● Aim of the task
Each line of the data that mentions the string "Tethering" needs to be identified and copied.
Start of Block
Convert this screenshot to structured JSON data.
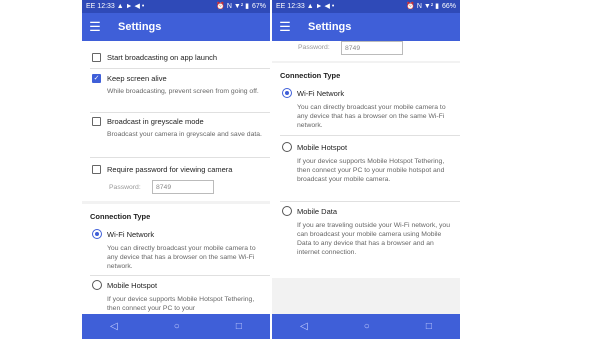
{
  "left": {
    "status": {
      "carrier": "EE",
      "time": "12:33",
      "icons_left": "▲ ► ◀ •",
      "icons_right": "⏰ N ▼² ▮",
      "battery": "67%"
    },
    "appbar": {
      "menu_icon": "☰",
      "title": "Settings"
    },
    "options": [
      {
        "label": "Start broadcasting on app launch",
        "checked": false
      },
      {
        "label": "Keep screen alive",
        "checked": true,
        "desc": "While broadcasting, prevent screen from going off."
      },
      {
        "label": "Broadcast in greyscale mode",
        "checked": false,
        "desc": "Broadcast your camera in greyscale and save data."
      },
      {
        "label": "Require password for viewing camera",
        "checked": false
      }
    ],
    "password": {
      "label": "Password:",
      "value": "8749"
    },
    "section": "Connection Type",
    "connections": [
      {
        "label": "Wi-Fi Network",
        "selected": true,
        "desc": "You can directly broadcast your mobile camera to any device that has a browser on the same Wi-Fi network."
      },
      {
        "label": "Mobile Hotspot",
        "selected": false,
        "desc": "If your device supports Mobile Hotspot Tethering, then connect your PC to your"
      }
    ]
  },
  "right": {
    "status": {
      "carrier": "EE",
      "time": "12:33",
      "icons_left": "▲ ► ◀ •",
      "icons_right": "⏰ N ▼² ▮",
      "battery": "66%"
    },
    "appbar": {
      "menu_icon": "☰",
      "title": "Settings"
    },
    "password": {
      "label": "Password:",
      "value": "8749"
    },
    "section": "Connection Type",
    "connections": [
      {
        "label": "Wi-Fi Network",
        "selected": true,
        "desc": "You can directly broadcast your mobile camera to any device that has a browser on the same Wi-Fi network."
      },
      {
        "label": "Mobile Hotspot",
        "selected": false,
        "desc": "If your device supports Mobile Hotspot Tethering, then connect your PC to your mobile hotspot and broadcast your mobile camera."
      },
      {
        "label": "Mobile Data",
        "selected": false,
        "desc": "If you are traveling outside your Wi-Fi network, you can broadcast your mobile camera using Mobile Data to any device that has a browser and an internet connection."
      }
    ]
  },
  "nav": {
    "back": "◁",
    "home": "○",
    "recents": "□"
  },
  "colors": {
    "primary": "#3f5fd8",
    "status_bar": "#2f4ab8",
    "background": "#f2f2f2"
  }
}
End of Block
● Exercise solution
        "desc": "If your device supports Mobile Hotspot Tethering, then connect your PC to your"
        "desc": "If your device supports Mobile Hotspot Tethering, then connect your PC to your mobile hotspot and broadcast your mobile camera."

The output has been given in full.